After a habeas corpus action, Joseph H. Leonard was granted the right to visit his twin daughters in the custody of their mother, Margaret Leonard. The mother has appealed from the subsequent refusal of the lower court to rescind the order of visitation. Our conclusion is that the matter was properly determined by the court below.
Since this proceeding continues to be habeas corpus in substance, we must "consider the testimony and make such order upon the merits of the case . . . as to right and justice shall belong": Act of 1917, P.L. 817, 12 P.S. 1874. See Com. ex rel. McMenamin v. McMenamin, 171 Pa. Super. 524, 90 A.2d 398. However, as was stated by Judge (now President Judge) RHODES in Com. ex rel. Knouse v. Knouse, 146 Pa. Super. 396, 22 A.2d 618, "In this type of case we have recognized that weight is to be given to the fact that the parties are likely to be known to the lower court, and that it has had a better opportunity to pass upon their ability and character than we have".
The little girls were born March 7, 1950. The parents separated in December 1950, the mother retaining custody of the children. On November 26, 1951, the father was granted a divorce, which the mother did not contest. On January 16, 1952, when the petition for habeas corpus came on for hearing, the parties agreed that the father should be permitted to visit the children at the Municipal Court Nursery between the hours of three and four o'clock each Sunday afternoon.
In her petition asking that the visitation order be rescinded, the mother alleged that the visits "resulted in disturbances and trouble, due to the conduct of the Respondent, and the children became hysterical, ill and disturbed", and that "as a consequence thereof they have become hysterical, suffered convulsions, and been made sick and ill, and Petitioner fears they may incur serious permanent injury, both mental and physical if said visitations continue". The mother also alleged that, during their married life, the father exhibited homosexual tendencies and committed unnatural sexual acts. These several allegations are in large part unsupported by the testimony.
No evidence was introduced as to any homosexual tendency.
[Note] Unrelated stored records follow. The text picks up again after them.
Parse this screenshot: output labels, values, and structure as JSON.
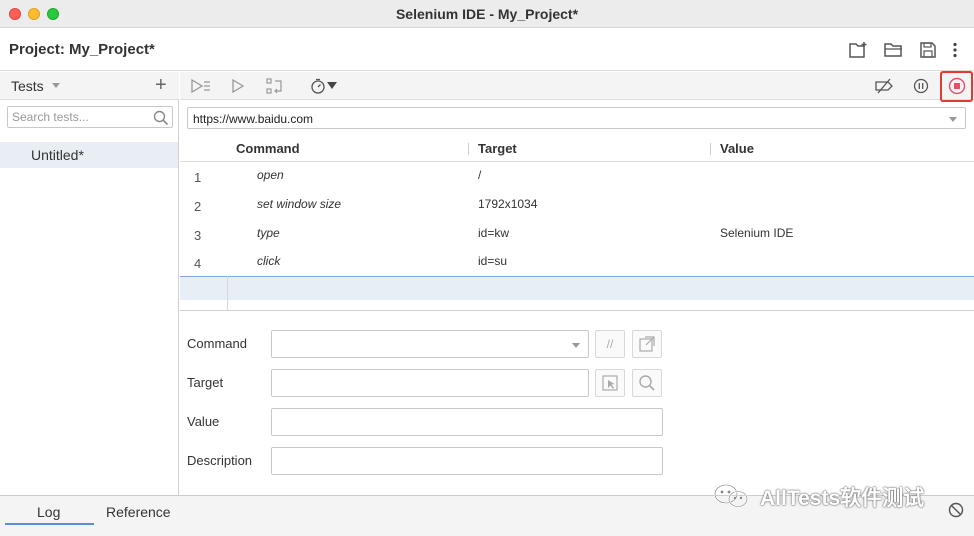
{
  "window": {
    "title": "Selenium IDE - My_Project*"
  },
  "project": {
    "label": "Project:",
    "name": "My_Project*"
  },
  "sidebar": {
    "title": "Tests",
    "search_placeholder": "Search tests...",
    "tests": [
      {
        "label": "Untitled*"
      }
    ]
  },
  "url": {
    "value": "https://www.baidu.com"
  },
  "grid": {
    "headers": {
      "command": "Command",
      "target": "Target",
      "value": "Value"
    },
    "rows": [
      {
        "num": "1",
        "command": "open",
        "target": "/",
        "value": ""
      },
      {
        "num": "2",
        "command": "set window size",
        "target": "1792x1034",
        "value": ""
      },
      {
        "num": "3",
        "command": "type",
        "target": "id=kw",
        "value": "Selenium IDE"
      },
      {
        "num": "4",
        "command": "click",
        "target": "id=su",
        "value": ""
      }
    ]
  },
  "editor": {
    "command_label": "Command",
    "target_label": "Target",
    "value_label": "Value",
    "description_label": "Description",
    "comment_button": "//"
  },
  "bottom": {
    "log_tab": "Log",
    "reference_tab": "Reference"
  },
  "watermark": {
    "text": "AllTests软件测试"
  },
  "colors": {
    "record_highlight": "#e23a2e",
    "record_icon": "#e8506a",
    "selected_row": "#e8eef5",
    "tab_underline": "#5a8fd6"
  }
}
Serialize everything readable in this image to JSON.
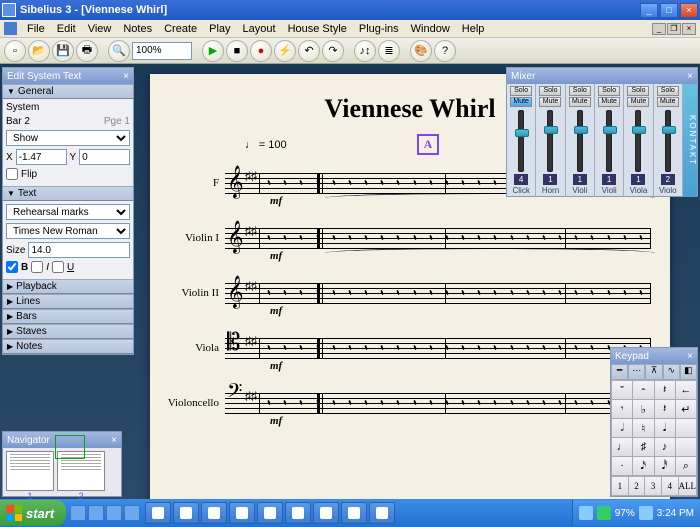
{
  "window": {
    "title": "Sibelius 3 - [Viennese Whirl]"
  },
  "menu": [
    "File",
    "Edit",
    "View",
    "Notes",
    "Create",
    "Play",
    "Layout",
    "House Style",
    "Plug-ins",
    "Window",
    "Help"
  ],
  "toolbar": {
    "zoom": "100%"
  },
  "score": {
    "title": "Viennese Whirl",
    "tempo_note": "♩",
    "tempo_eq": "= 100",
    "rehearsal": "A",
    "dynamic": "mf",
    "instruments": [
      "F",
      "Violin I",
      "Violin II",
      "Viola",
      "Violoncello"
    ]
  },
  "props": {
    "title": "Edit System Text",
    "sections": {
      "general": "General",
      "text": "Text",
      "playback": "Playback",
      "lines": "Lines",
      "bars": "Bars",
      "staves": "Staves",
      "notes": "Notes"
    },
    "general": {
      "system": "System",
      "bar": "Bar 2",
      "page_label": "Pge 1",
      "show": "Show",
      "x_label": "X",
      "x_val": "-1.47",
      "y_label": "Y",
      "y_val": "0",
      "flip": "Flip"
    },
    "text": {
      "style": "Rehearsal marks",
      "font": "Times New Roman",
      "size_label": "Size",
      "size_val": "14.0",
      "b": "B",
      "i": "I",
      "u": "U"
    }
  },
  "navigator": {
    "title": "Navigator",
    "pages": [
      "1",
      "2"
    ]
  },
  "mixer": {
    "title": "Mixer",
    "solo": "Solo",
    "mute": "Mute",
    "channels": [
      {
        "num": "4",
        "label": "Click",
        "pos": 30
      },
      {
        "num": "1",
        "label": "Horn",
        "pos": 25
      },
      {
        "num": "1",
        "label": "Violi",
        "pos": 25
      },
      {
        "num": "1",
        "label": "Violi",
        "pos": 25
      },
      {
        "num": "1",
        "label": "Viola",
        "pos": 25
      },
      {
        "num": "2",
        "label": "Violo",
        "pos": 25
      }
    ],
    "side": "KONTAKT"
  },
  "keypad": {
    "title": "Keypad",
    "grid": [
      "𝄻",
      "𝄼",
      "𝄽",
      "←",
      "𝄾",
      "♭",
      "𝄽",
      "↵",
      "𝅗𝅥",
      "♮",
      "𝅘𝅥",
      "",
      "♩",
      "♯",
      "♪",
      "",
      "·",
      "𝅘𝅥𝅯",
      "𝅘𝅥𝅰",
      "⌕"
    ],
    "bottom": [
      "1",
      "2",
      "3",
      "4",
      "ALL"
    ]
  },
  "taskbar": {
    "start": "start",
    "tasks": [
      "",
      "",
      "",
      "",
      "",
      "",
      "",
      "",
      ""
    ],
    "cpu": "97%",
    "clock": "3:24 PM"
  }
}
The testimony as to perversion was not so conclusive as to persuade the court below, or this court, that the father is unfit to associate with his children. The incidents about which complaint is made occurred prior to the separation and were known to appellant when she agreed to the order of visitation. It is not intimated that the father has a paranoiac personality. While the children were emotionally upset after some of the visits at the court nursery, we do not consider this unnatural under the circumstances. The family physician testified that the little girls told him that they saw "the bad man" whenever they visited their father. We find it difficult to believe that normal youngsters would develop such hostility without some adult encouragement. It is apparent that the mother and the maternal grandmother (with whom the mother and children reside) did little to ease the situation.
The record discloses no indication whatever of any improper conduct by the father during the supervised visitation made in accordance with the order which we are requested to rescind. When asked whether the father had mistreated the children on any visits, the mother replied, "No. That would be impossible". As was stated by Judge BELOFF of the court below, "It would require the clearest kind of evidence to justify an order cutting off the father completely from the right of visitation. The evidence in this case is not of such a nature. The accusations of the mother are denied by the father, and since the visitations are presently conducted in a manner which can afford no opportunity for mistreatment, even if the father was so inclined, it would be highly unreasonable and arbitrary to deny such a right to the father".
Children should not be estranged from either parent: Com. ex rel. Manning v. Manning, 89 Pa. Super. 301. Normally both parents should see their children: Com. ex rel. Bachman v. Bradley, 171 Pa. Super. 587, 593, 91 A.2d 379. The instant case is similar in principle to Com. ex rel. Timmons v. Timmons, 161 Pa. Super. 174, 54 A.2d 75. In that case the mother's contention that a continuation of visitation rights in the father would be harmful to the children was held to be an apprehension unsupported by evidence.